EXERCISE DATA: Begin
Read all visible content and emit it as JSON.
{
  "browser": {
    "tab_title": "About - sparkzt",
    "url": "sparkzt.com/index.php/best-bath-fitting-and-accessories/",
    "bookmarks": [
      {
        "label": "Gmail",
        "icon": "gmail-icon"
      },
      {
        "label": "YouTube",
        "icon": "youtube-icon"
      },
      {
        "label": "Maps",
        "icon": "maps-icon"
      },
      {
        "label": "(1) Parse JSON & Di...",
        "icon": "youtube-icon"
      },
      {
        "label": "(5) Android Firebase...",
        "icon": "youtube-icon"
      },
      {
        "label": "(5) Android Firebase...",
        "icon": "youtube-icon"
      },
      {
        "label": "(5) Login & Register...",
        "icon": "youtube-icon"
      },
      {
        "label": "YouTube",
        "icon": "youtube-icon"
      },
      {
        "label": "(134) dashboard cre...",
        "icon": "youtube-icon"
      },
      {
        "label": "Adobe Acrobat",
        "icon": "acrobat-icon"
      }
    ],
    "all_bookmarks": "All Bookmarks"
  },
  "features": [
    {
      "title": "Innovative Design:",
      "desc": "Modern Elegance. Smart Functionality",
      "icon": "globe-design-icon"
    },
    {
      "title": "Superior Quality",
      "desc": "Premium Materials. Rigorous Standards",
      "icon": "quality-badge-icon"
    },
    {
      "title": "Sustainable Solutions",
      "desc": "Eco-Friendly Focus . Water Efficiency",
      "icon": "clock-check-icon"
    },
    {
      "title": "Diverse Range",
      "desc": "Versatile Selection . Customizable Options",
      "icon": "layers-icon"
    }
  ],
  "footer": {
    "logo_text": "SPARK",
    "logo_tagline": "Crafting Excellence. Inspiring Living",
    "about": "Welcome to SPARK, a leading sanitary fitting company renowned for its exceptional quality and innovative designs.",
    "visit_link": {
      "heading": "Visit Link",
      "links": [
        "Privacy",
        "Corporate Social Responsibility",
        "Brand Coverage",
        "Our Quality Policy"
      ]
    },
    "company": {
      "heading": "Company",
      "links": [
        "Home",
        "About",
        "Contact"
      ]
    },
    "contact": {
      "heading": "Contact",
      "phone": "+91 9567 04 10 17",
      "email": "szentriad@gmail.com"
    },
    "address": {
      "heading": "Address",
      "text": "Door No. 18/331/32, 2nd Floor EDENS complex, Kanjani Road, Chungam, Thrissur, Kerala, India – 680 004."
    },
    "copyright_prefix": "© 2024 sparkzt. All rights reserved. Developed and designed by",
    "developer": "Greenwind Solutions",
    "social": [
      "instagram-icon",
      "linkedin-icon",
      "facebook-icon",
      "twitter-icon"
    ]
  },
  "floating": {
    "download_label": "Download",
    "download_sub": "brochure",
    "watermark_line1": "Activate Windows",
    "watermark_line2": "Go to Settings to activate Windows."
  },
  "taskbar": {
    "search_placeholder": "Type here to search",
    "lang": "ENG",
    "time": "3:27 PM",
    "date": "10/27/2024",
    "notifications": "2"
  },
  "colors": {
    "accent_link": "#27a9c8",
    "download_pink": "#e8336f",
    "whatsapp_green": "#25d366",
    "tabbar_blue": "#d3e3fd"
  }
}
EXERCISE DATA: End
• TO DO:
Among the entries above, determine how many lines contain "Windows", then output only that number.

• ANSWER TO THIS EXERCISE:
2